What you are asked to do >>
In the data that follows, how many lines include the string "this"? Answer with the number alone.

--- START ---

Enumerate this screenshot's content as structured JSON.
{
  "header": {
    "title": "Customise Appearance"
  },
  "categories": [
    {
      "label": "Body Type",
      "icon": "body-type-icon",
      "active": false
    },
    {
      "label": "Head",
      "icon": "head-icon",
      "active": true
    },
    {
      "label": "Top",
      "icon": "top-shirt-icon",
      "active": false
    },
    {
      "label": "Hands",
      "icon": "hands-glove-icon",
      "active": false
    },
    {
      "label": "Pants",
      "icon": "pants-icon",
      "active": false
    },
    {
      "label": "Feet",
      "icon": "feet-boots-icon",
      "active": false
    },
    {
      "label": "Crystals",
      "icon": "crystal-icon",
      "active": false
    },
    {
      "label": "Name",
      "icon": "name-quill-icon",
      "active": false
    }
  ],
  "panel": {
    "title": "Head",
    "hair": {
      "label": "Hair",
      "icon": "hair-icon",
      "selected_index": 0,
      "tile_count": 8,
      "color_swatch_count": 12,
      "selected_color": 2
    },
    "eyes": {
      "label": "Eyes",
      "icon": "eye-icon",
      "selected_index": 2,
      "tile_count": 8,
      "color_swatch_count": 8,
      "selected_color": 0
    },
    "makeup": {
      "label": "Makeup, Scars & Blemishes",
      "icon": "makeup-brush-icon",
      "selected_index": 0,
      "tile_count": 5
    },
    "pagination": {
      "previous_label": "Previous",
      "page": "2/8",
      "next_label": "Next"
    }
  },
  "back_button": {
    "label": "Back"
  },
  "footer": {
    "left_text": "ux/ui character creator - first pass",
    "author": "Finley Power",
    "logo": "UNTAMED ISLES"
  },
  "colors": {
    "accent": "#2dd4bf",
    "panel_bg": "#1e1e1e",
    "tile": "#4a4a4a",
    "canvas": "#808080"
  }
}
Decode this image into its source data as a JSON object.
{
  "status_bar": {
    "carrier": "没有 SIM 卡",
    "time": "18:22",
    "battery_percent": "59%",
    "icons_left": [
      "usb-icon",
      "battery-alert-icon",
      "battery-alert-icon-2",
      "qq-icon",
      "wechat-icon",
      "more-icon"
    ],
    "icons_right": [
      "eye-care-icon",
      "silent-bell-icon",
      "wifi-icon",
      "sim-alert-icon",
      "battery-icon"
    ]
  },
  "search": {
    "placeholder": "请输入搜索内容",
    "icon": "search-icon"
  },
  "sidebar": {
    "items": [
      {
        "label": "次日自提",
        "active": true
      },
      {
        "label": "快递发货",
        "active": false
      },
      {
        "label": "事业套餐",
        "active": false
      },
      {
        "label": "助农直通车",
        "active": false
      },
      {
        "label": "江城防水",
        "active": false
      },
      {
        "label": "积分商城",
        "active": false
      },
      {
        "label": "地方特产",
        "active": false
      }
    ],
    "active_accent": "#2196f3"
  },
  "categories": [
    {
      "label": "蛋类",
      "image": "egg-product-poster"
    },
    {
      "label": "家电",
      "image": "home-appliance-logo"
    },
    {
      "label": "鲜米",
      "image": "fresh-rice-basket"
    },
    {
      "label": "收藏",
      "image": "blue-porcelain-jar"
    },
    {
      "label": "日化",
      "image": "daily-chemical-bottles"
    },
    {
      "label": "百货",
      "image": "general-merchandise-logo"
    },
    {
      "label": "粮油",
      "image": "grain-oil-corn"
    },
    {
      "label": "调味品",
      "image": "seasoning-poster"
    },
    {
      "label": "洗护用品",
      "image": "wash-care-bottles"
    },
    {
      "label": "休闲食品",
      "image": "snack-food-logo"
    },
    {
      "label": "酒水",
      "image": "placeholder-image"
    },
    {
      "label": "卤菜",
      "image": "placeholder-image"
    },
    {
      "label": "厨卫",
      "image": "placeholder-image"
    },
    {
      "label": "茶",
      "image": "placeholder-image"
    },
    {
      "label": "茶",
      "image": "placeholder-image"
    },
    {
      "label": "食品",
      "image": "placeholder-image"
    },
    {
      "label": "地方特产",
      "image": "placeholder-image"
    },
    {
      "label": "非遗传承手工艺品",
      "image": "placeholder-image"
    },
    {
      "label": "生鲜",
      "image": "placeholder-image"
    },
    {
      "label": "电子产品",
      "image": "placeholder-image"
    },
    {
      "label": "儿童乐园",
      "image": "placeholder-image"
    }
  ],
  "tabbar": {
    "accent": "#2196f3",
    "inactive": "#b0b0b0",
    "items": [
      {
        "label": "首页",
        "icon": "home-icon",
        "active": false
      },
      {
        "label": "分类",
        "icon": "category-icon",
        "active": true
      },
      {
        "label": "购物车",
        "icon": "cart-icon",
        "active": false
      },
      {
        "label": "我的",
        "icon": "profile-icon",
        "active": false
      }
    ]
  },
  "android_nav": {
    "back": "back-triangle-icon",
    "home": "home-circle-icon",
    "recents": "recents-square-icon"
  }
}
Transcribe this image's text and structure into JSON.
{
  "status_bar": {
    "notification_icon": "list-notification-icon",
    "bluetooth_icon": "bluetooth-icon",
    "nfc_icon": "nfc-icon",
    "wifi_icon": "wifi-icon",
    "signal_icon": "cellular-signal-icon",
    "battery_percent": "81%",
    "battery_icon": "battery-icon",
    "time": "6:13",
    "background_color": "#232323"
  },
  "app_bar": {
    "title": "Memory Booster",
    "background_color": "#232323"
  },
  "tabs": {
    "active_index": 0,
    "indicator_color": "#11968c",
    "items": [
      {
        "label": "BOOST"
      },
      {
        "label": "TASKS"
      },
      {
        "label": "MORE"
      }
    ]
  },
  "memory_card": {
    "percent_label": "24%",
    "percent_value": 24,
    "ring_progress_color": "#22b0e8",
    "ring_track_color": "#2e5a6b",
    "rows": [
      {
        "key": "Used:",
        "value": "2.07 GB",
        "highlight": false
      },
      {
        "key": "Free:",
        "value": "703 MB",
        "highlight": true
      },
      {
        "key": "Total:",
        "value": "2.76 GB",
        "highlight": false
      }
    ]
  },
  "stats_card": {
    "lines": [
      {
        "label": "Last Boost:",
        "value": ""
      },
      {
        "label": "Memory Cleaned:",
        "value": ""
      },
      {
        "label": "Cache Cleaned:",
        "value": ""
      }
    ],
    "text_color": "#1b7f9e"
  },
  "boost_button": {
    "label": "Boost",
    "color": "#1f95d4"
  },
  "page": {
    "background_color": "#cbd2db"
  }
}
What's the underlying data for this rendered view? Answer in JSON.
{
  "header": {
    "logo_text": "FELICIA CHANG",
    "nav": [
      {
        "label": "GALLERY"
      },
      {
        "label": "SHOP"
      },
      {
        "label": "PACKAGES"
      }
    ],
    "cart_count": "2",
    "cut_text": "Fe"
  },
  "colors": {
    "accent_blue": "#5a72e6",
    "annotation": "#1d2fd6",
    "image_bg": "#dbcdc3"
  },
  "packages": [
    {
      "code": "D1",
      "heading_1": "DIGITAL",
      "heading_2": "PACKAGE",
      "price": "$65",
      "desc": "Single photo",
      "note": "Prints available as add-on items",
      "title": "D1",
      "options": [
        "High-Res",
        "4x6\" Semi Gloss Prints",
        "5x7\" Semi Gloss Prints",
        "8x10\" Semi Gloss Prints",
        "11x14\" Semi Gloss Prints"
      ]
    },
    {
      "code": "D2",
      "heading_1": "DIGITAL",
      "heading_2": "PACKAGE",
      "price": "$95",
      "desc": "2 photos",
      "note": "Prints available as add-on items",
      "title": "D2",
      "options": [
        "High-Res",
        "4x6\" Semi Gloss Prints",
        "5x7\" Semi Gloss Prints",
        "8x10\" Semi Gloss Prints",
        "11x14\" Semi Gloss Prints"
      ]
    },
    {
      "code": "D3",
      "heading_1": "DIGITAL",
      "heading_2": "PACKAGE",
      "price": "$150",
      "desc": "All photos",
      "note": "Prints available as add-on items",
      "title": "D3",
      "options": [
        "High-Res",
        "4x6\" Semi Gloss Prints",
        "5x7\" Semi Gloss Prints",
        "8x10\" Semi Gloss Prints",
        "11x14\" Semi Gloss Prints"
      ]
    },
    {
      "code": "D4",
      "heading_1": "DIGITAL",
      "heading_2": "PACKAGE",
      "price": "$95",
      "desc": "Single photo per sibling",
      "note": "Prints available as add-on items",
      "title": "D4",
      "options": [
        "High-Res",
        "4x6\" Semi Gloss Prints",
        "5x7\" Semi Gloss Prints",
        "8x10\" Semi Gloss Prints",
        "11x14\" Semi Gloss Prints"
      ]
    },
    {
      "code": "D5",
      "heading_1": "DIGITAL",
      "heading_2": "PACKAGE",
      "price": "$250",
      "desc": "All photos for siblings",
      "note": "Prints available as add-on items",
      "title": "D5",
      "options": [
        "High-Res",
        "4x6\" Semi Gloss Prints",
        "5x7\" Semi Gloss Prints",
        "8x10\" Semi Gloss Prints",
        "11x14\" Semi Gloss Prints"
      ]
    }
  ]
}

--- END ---

Result of the task >>
4